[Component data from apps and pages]

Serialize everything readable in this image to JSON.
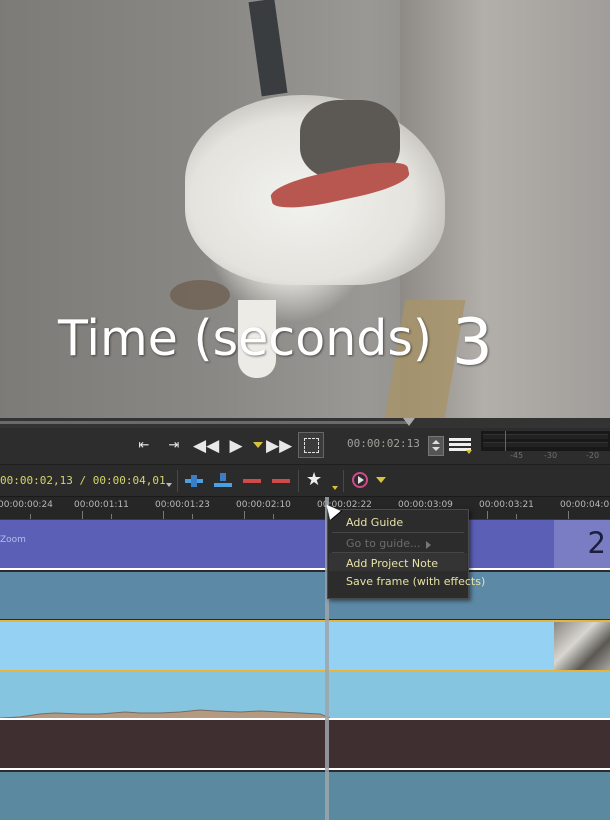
{
  "preview": {
    "overlay_title": "Time (seconds)",
    "overlay_number": "3"
  },
  "transport": {
    "timecode": "00:00:02:13",
    "meter_labels": [
      "-45",
      "-30",
      "-20"
    ],
    "icons": [
      "set-in-point-icon",
      "set-out-point-icon",
      "rewind-icon",
      "play-icon",
      "fast-forward-icon",
      "fullscreen-icon",
      "menu-icon"
    ]
  },
  "timeline_toolbar": {
    "position": "00:00:02,13 / 00:00:04,01"
  },
  "ruler": {
    "labels": [
      "00:00:00:24",
      "00:00:01:11",
      "00:00:01:23",
      "00:00:02:10",
      "00:00:02:22",
      "00:00:03:09",
      "00:00:03:21",
      "00:00:04:0"
    ]
  },
  "tracks": {
    "track1_label": "Zoom",
    "track1_number": "2"
  },
  "context_menu": {
    "items": [
      {
        "label": "Add Guide",
        "enabled": true
      },
      {
        "label": "Go to guide...",
        "enabled": false
      },
      {
        "label": "Add Project Note",
        "enabled": true
      },
      {
        "label": "Save frame (with effects)",
        "enabled": true
      }
    ]
  },
  "colors": {
    "accent_yellow": "#d8c23a",
    "track_blue": "#5b5fb5",
    "track_clip": "#95d1f3",
    "track_dark": "#402f31"
  }
}
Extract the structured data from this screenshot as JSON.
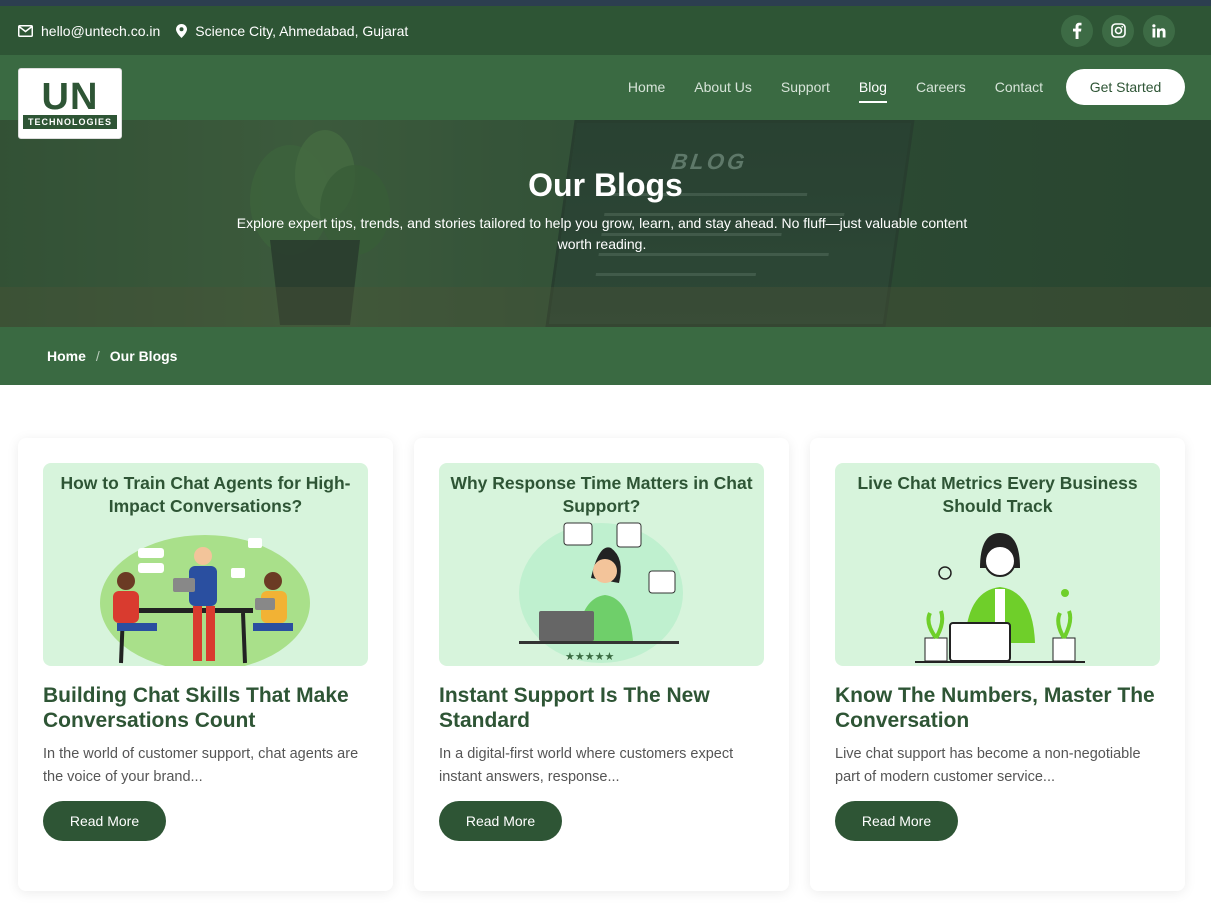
{
  "topbar": {
    "email": "hello@untech.co.in",
    "location": "Science City, Ahmedabad, Gujarat",
    "socials": [
      "f",
      "ig",
      "in"
    ]
  },
  "logo": {
    "mark": "UN",
    "sub": "TECHNOLOGIES"
  },
  "nav": {
    "items": [
      {
        "label": "Home"
      },
      {
        "label": "About Us"
      },
      {
        "label": "Support"
      },
      {
        "label": "Blog"
      },
      {
        "label": "Careers"
      },
      {
        "label": "Contact"
      }
    ],
    "active": "Blog",
    "cta": "Get Started"
  },
  "hero": {
    "bg_word": "BLOG",
    "title": "Our Blogs",
    "subtitle": "Explore expert tips, trends, and stories tailored to help you grow, learn, and stay ahead. No fluff—just valuable content worth reading."
  },
  "breadcrumb": {
    "home": "Home",
    "sep": "/",
    "current": "Our Blogs"
  },
  "cards": [
    {
      "image_title": "How to Train Chat Agents for High-Impact Conversations?",
      "title": "Building Chat Skills That Make Conversations Count",
      "excerpt": "In the world of customer support, chat agents are the voice of your brand...",
      "button": "Read More"
    },
    {
      "image_title": "Why Response Time Matters in Chat Support?",
      "title": "Instant Support Is The New Standard",
      "excerpt": "In a digital-first world where customers expect instant answers, response...",
      "button": "Read More"
    },
    {
      "image_title": "Live Chat Metrics Every Business Should Track",
      "title": "Know The Numbers, Master The Conversation",
      "excerpt": "Live chat support has become a non-negotiable part of modern customer service...",
      "button": "Read More"
    }
  ],
  "colors": {
    "brand_dark": "#2e5535",
    "brand": "#3a6a42",
    "thumb_bg": "#d7f4dc"
  }
}
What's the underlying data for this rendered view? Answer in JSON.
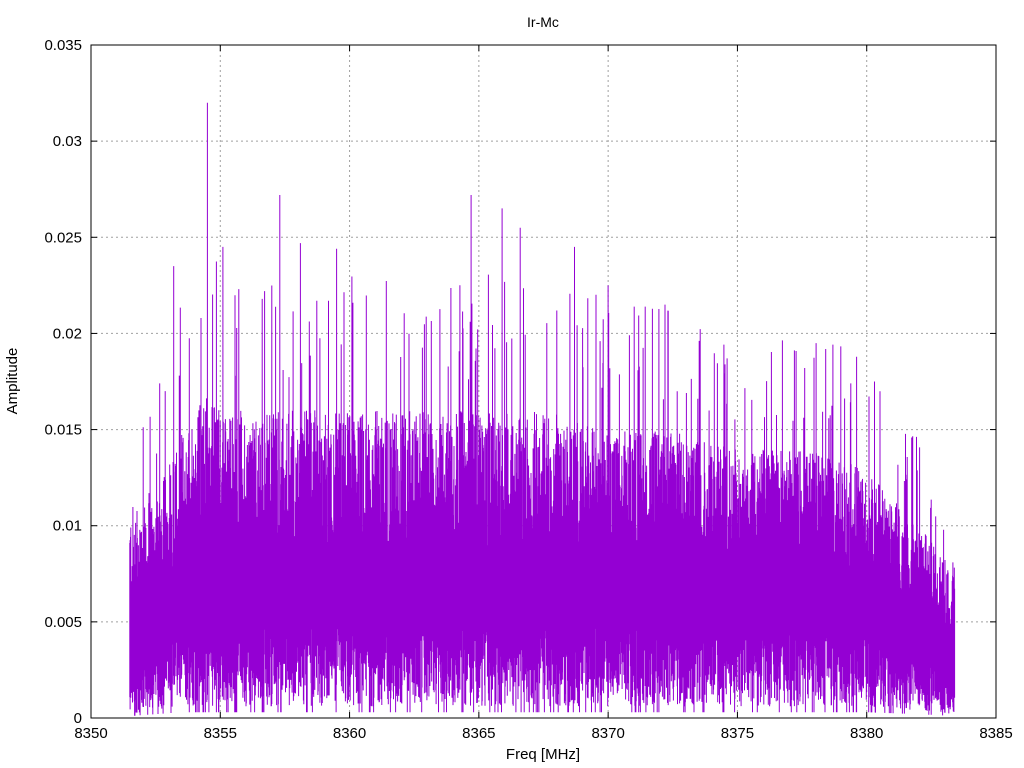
{
  "chart_data": {
    "type": "line",
    "title": "Ir-Mc",
    "xlabel": "Freq [MHz]",
    "ylabel": "Amplitude",
    "xlim": [
      8350,
      8385
    ],
    "ylim": [
      0,
      0.035
    ],
    "xticks": [
      {
        "value": 8350,
        "label": "8350"
      },
      {
        "value": 8355,
        "label": "8355"
      },
      {
        "value": 8360,
        "label": "8360"
      },
      {
        "value": 8365,
        "label": "8365"
      },
      {
        "value": 8370,
        "label": "8370"
      },
      {
        "value": 8375,
        "label": "8375"
      },
      {
        "value": 8380,
        "label": "8380"
      },
      {
        "value": 8385,
        "label": "8385"
      }
    ],
    "yticks": [
      {
        "value": 0,
        "label": "0"
      },
      {
        "value": 0.005,
        "label": "0.005"
      },
      {
        "value": 0.01,
        "label": "0.01"
      },
      {
        "value": 0.015,
        "label": "0.015"
      },
      {
        "value": 0.02,
        "label": "0.02"
      },
      {
        "value": 0.025,
        "label": "0.025"
      },
      {
        "value": 0.03,
        "label": "0.03"
      },
      {
        "value": 0.035,
        "label": "0.035"
      }
    ],
    "grid": true,
    "series": [
      {
        "color": "#9400d3",
        "x_range": [
          8351.5,
          8383.4
        ],
        "envelope": {
          "x": [
            8351.5,
            8352.5,
            8353.5,
            8354.5,
            8355.5,
            8357.5,
            8360.0,
            8362.5,
            8365.0,
            8367.5,
            8370.0,
            8372.5,
            8375.0,
            8377.5,
            8380.0,
            8382.0,
            8383.4
          ],
          "typical_max": [
            0.011,
            0.012,
            0.015,
            0.017,
            0.016,
            0.016,
            0.016,
            0.016,
            0.016,
            0.016,
            0.015,
            0.015,
            0.014,
            0.014,
            0.013,
            0.01,
            0.008
          ],
          "typical_min": [
            0.001,
            0.002,
            0.003,
            0.003,
            0.003,
            0.003,
            0.003,
            0.003,
            0.003,
            0.003,
            0.003,
            0.003,
            0.003,
            0.003,
            0.003,
            0.002,
            0.001
          ]
        },
        "peaks": [
          {
            "x": 8353.2,
            "y": 0.0235
          },
          {
            "x": 8354.5,
            "y": 0.032
          },
          {
            "x": 8355.1,
            "y": 0.0245
          },
          {
            "x": 8357.3,
            "y": 0.0272
          },
          {
            "x": 8358.1,
            "y": 0.0247
          },
          {
            "x": 8359.5,
            "y": 0.0244
          },
          {
            "x": 8364.7,
            "y": 0.0272
          },
          {
            "x": 8365.9,
            "y": 0.0265
          },
          {
            "x": 8366.6,
            "y": 0.0255
          },
          {
            "x": 8368.7,
            "y": 0.0245
          },
          {
            "x": 8370.0,
            "y": 0.0225
          },
          {
            "x": 8372.2,
            "y": 0.0215
          },
          {
            "x": 8374.6,
            "y": 0.0187
          },
          {
            "x": 8377.6,
            "y": 0.0182
          },
          {
            "x": 8380.3,
            "y": 0.0175
          }
        ]
      }
    ]
  }
}
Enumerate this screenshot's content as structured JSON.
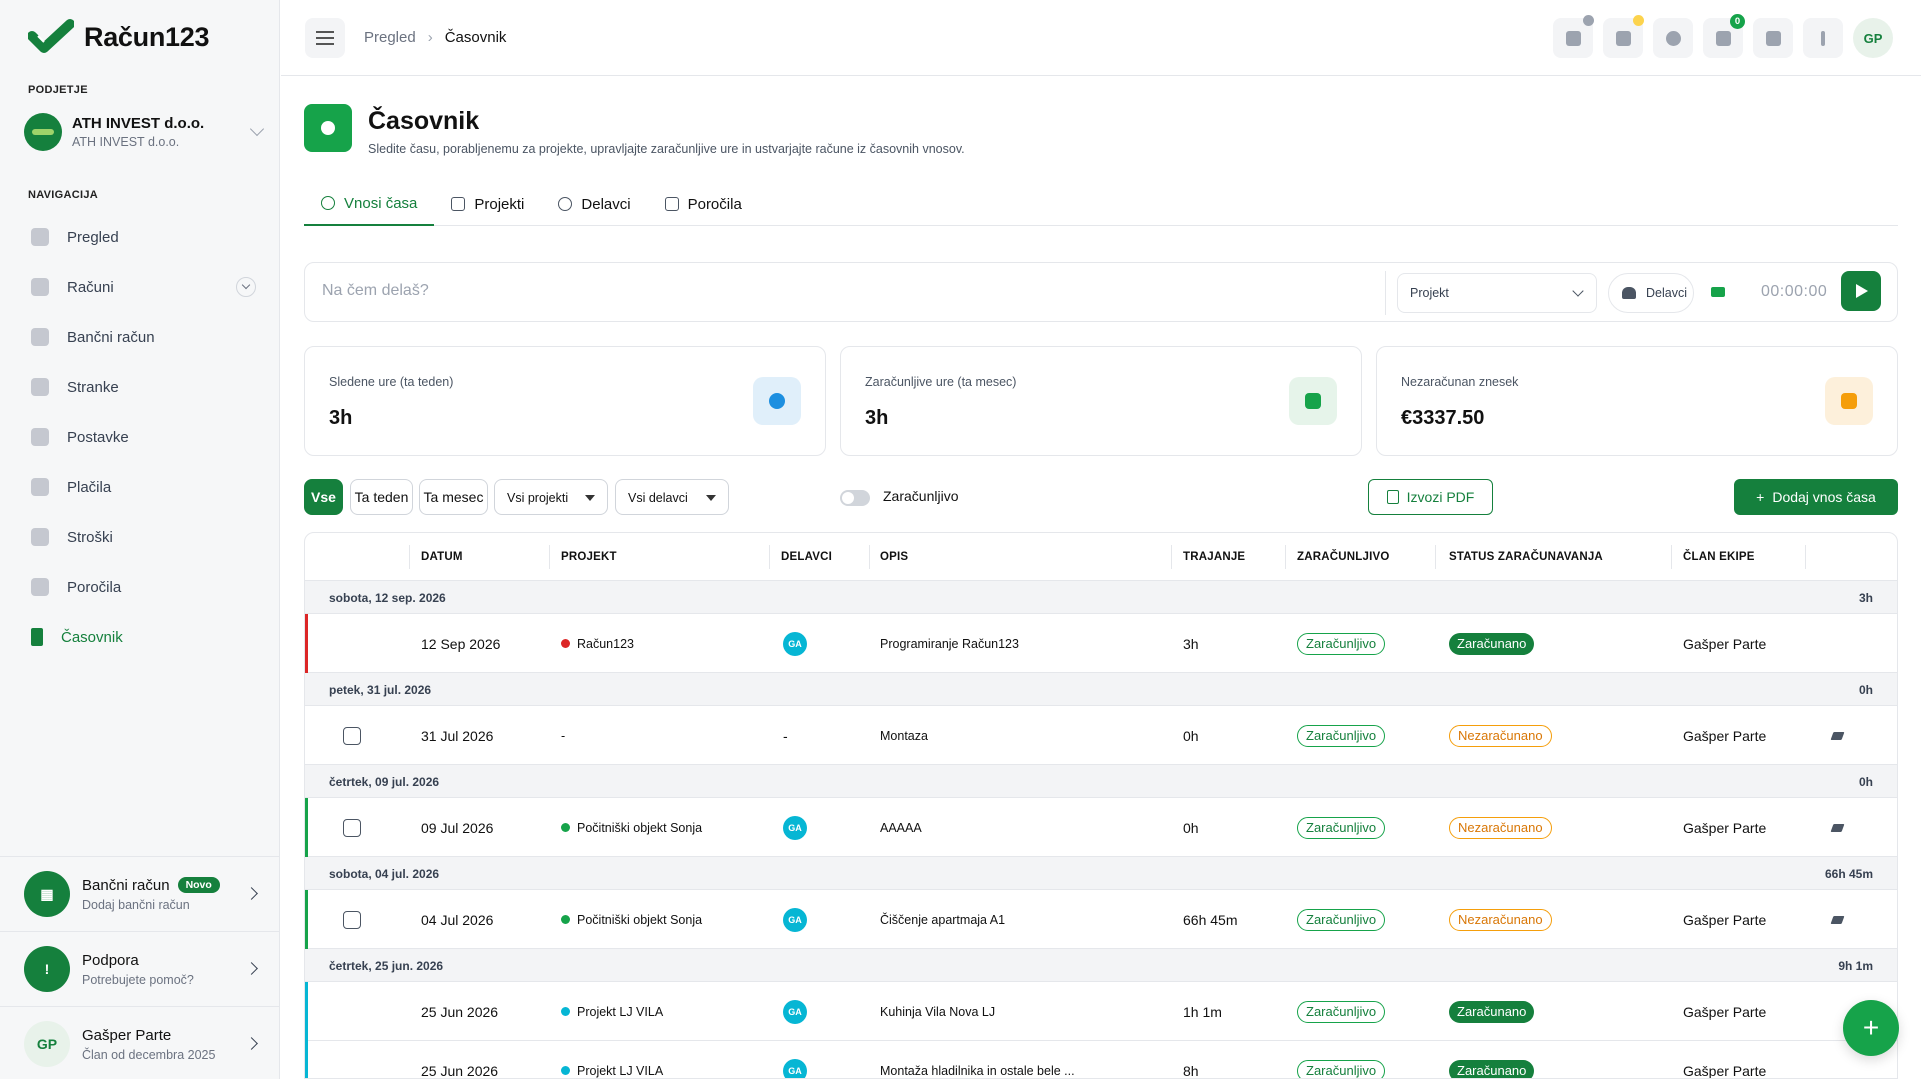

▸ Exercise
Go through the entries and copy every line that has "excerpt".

▸ Task answer
      "excerpt": "In the world of customer support, chat agents are the voice of your brand...",
      "excerpt": "In a digital-first world where customers expect instant answers, response...",
      "excerpt": "Live chat support has become a non-negotiable part of modern customer service...",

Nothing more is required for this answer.